Blockchain is a revolutionary technology that has the potential to transform industries and societies. But what is it, and how does it work? Introducing blockchain to your non-tech family members can be quite a challenge. But fear not, you’re not alone in this endeavour. In this guide, we aim to demystify blockchain and its potential in a language that anyone can understand. We even had conversations with our mums to ensure we’ve got you covered. So, rest assured that even your (grand)ma will grasp the concept with ease.

So, what exactly is blockchain?

Blockchain is more than just a buzzword floating around tech enthusiasts. It’s the innovative technology behind Bitcoin and other cryptocurrencies, also known as Distributed Ledger Technology (DLT). A blockchain is a digital ledger that records transactions by connecting individual records, known as blocks, in a single list or chain. It is commonly used for recording digital transactions, and each addition to the chain is verified by multiple peers in a peer-to-peer network.

This decentralised network guarantees that a single entity cannot add invalid transactions or blocks to the chain, ensuring the validity of each transaction before it is added to the chain.

But how does it actually work?

Blockchain relies on a decentralised network of computers worldwide to validate and record transactions. These computers, known as nodes, collaborate to verify the transaction’s validity and add it to the blockchain, creating a secure and transparent record of all transactions. Each block is linked to the previous block with a cryptographic hash, which ensures the chain remains unbroken and every block is permanently recorded. Since all subsequent blocks must be changed first, it’s almost impossible to alter past transactions on a blockchain.

That sounds interesting, but what are the benefits?
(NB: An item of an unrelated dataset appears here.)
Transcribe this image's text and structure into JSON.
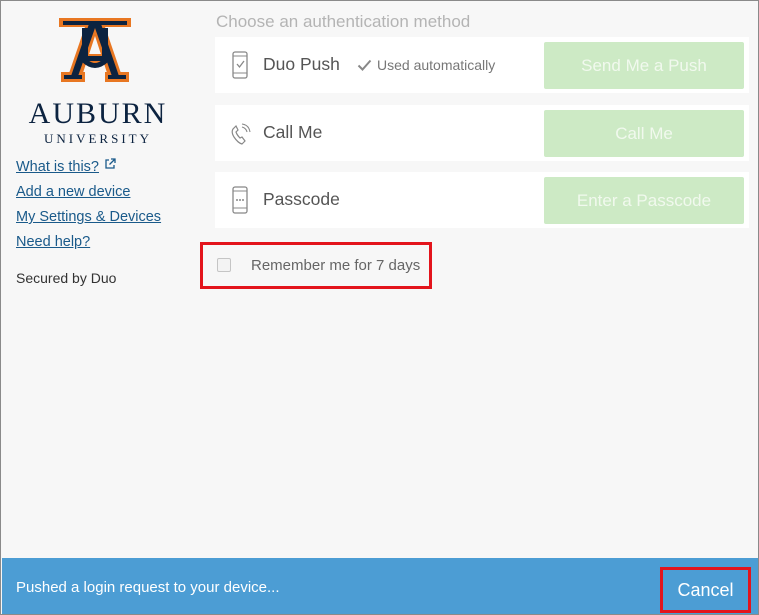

Blockchain brings forth a wide range of benefits, including enhanced security, transparency, and efficiency. By utilising a decentralised network, blockchain eliminates the necessity for intermediaries, such as banks or governments, to verify transactions. This can result in faster and more affordable transactions, along with increased transparency and accountability. In addition:

Decentralised technology is the future because it empowers individuals to own their data without the interference of middlemen.

With blockchain, individuals have more control over their personal information and can ensure it remains secure and private.

How does blockchain apply to everyday life?

The innovative nature of blockchain allows it to tackle a significant hurdle in human interactions: trust. It shifts trust from individuals or organisations to the technology itself. As a result, individuals and groups can exchange value without having to rely on trust in each other or even knowing each other personally. This seamless collaboration is made possible by the cutting-edge record-keeping approach of blockchain. It has diverse applications across various industries, ranging from finance to healthcare to supply chain management. For instance, blockchain can track the origin and movement of goods in a supply chain, ensuring ethical and sustainable production. It can also securely store and share medical records, granting patients control over their data and reducing the risk of data breaches.

How does blockchain apply to everyday life?

Tell her this:

Blockchain is like a digital book that keeps track of transactions. Imagine a shared notebook that everyone can see, but no one can change what's already written. Each transaction is like a new page added to the end of the notebook. Once it's written, it can't be erased or altered. This way, everyone can see what's been added and trust that it's accurate.

If your mum still finds the concept a bit hazy, feel free to slide into our DM on Twitter because we’re here to answer all your questions.

If you’re eager to learn how we’re harnessing the power of blockchain or if your mum is curious, we understand. Check out our to dive deeper into the possibilities!

You might like these too